■ WHAT THIS TASK INVOLVES: The answer must be an exact copy of the records, with every picture removed.

--- START ---

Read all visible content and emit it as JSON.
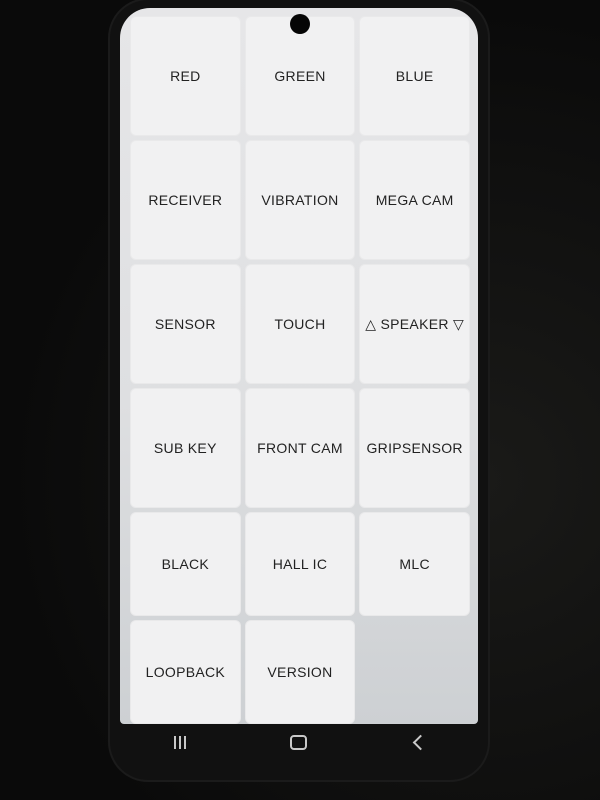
{
  "tiles": [
    {
      "label": "RED"
    },
    {
      "label": "GREEN"
    },
    {
      "label": "BLUE"
    },
    {
      "label": "RECEIVER"
    },
    {
      "label": "VIBRATION"
    },
    {
      "label": "MEGA CAM"
    },
    {
      "label": "SENSOR"
    },
    {
      "label": "TOUCH"
    },
    {
      "label": "△ SPEAKER ▽"
    },
    {
      "label": "SUB KEY"
    },
    {
      "label": "FRONT CAM"
    },
    {
      "label": "GRIPSENSOR"
    },
    {
      "label": "BLACK"
    },
    {
      "label": "HALL IC"
    },
    {
      "label": "MLC"
    },
    {
      "label": "LOOPBACK"
    },
    {
      "label": "VERSION"
    }
  ],
  "navbar": {
    "recents_icon": "recents-icon",
    "home_icon": "home-icon",
    "back_icon": "back-icon"
  }
}
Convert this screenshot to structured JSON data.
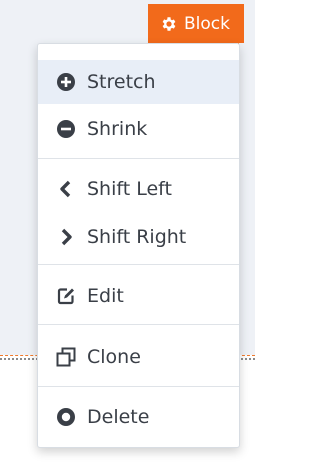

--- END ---

■ EXERCISE OUTPUT:
Read all visible content and emit it as JSON.
{
  "tiles": [
    {
      "label": "RED"
    },
    {
      "label": "GREEN"
    },
    {
      "label": "BLUE"
    },
    {
      "label": "RECEIVER"
    },
    {
      "label": "VIBRATION"
    },
    {
      "label": "MEGA CAM"
    },
    {
      "label": "SENSOR"
    },
    {
      "label": "TOUCH"
    },
    {
      "label": "△ SPEAKER ▽"
    },
    {
      "label": "SUB KEY"
    },
    {
      "label": "FRONT CAM"
    },
    {
      "label": "GRIPSENSOR"
    },
    {
      "label": "BLACK"
    },
    {
      "label": "HALL IC"
    },
    {
      "label": "MLC"
    },
    {
      "label": "LOOPBACK"
    },
    {
      "label": "VERSION"
    }
  ],
  "navbar": {
    "recents_icon": "recents-icon",
    "home_icon": "home-icon",
    "back_icon": "back-icon"
  }
}
Convert this screenshot to structured JSON data.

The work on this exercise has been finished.